Cataracts: Symptoms and Treatments


How the Eyes See

Images pass through the surface of the eye in the form of light waves, that get forwarded by the lens to the retina. Here, photo receptors transform the waves into signals that are transferred to the optical center of the brain where a picture is formed.

What are cataracts?

A cataract is protein build-up on the lens of the eye that causes clouding. The film cover blocks or distorts light that needs to enter the eye. This common condition may not be detectable at first, but eventually, symptoms will develop. If left to worsen, vision problems and even legal blindness can result.

What are cataract symptoms?

Typically, cataracts do impair vision, but it can take time before noticeable symptoms develop. Signs of a cataract include blurry, cloudy or double vision. Color may appear faded or there may be a distinct glare around sources of light. Poor night vision, seeing dark spots and frequent prescription changes for corrective lenses are all common cataract symptoms.

Young children and infants who develop cataracts may squint a lot, or exhibit odd eye movements. Also, kids may have trouble seeing in bright light conditions or not respond to visual cues.

Why do cataracts develop?

The risk of developing cataracts increases every decade after age 40. It is a normal part of aging. More than 90 percent of older adults will develop the degenerative eye condition by the time they reach 65. Half of the population ages 75-85 experience some degree of vision loss because of cataracts.

Cataracts are known to result from such health conditions as diabetes, retinal detachment or eye injury. Some prescription medications can cause cataracts to develop, like statins, hormone replacement therapy, and steroids.

Cataract Surgery

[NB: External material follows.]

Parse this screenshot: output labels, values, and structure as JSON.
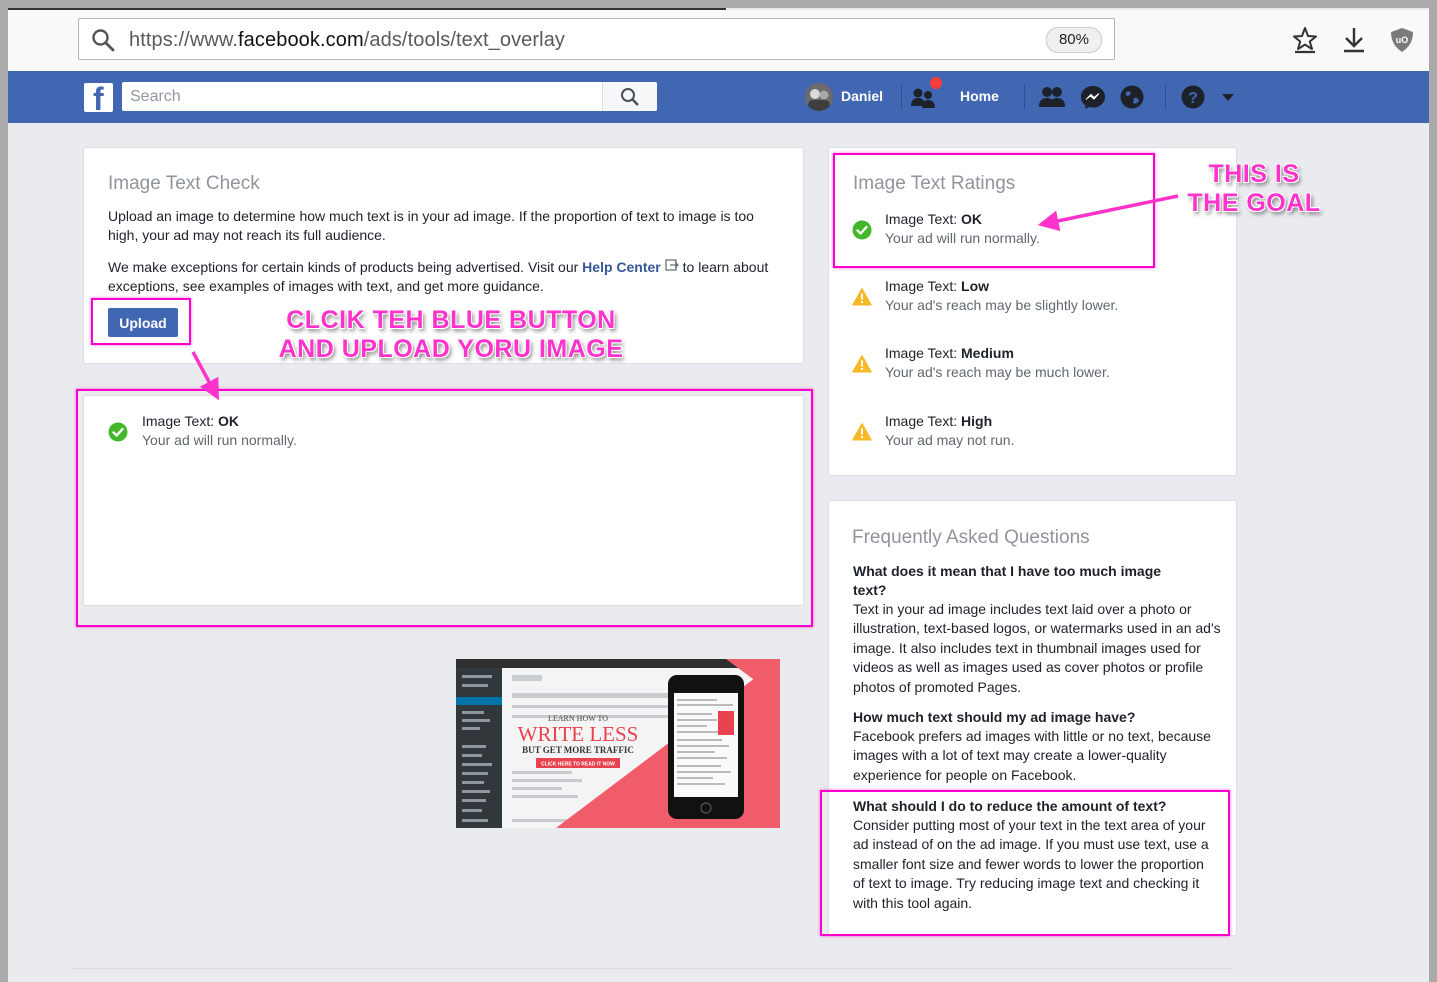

The only way to remove cataracts is through surgery. This approach is highly effective and helps restore eyesight. However, it isn’t always necessary and can be postponed for quite some time. Many patients can function with cataracts with the aid of glasses, contact lenses or other visual supports. It all depends on the degree of vision impairment and whether it affects your ability to function.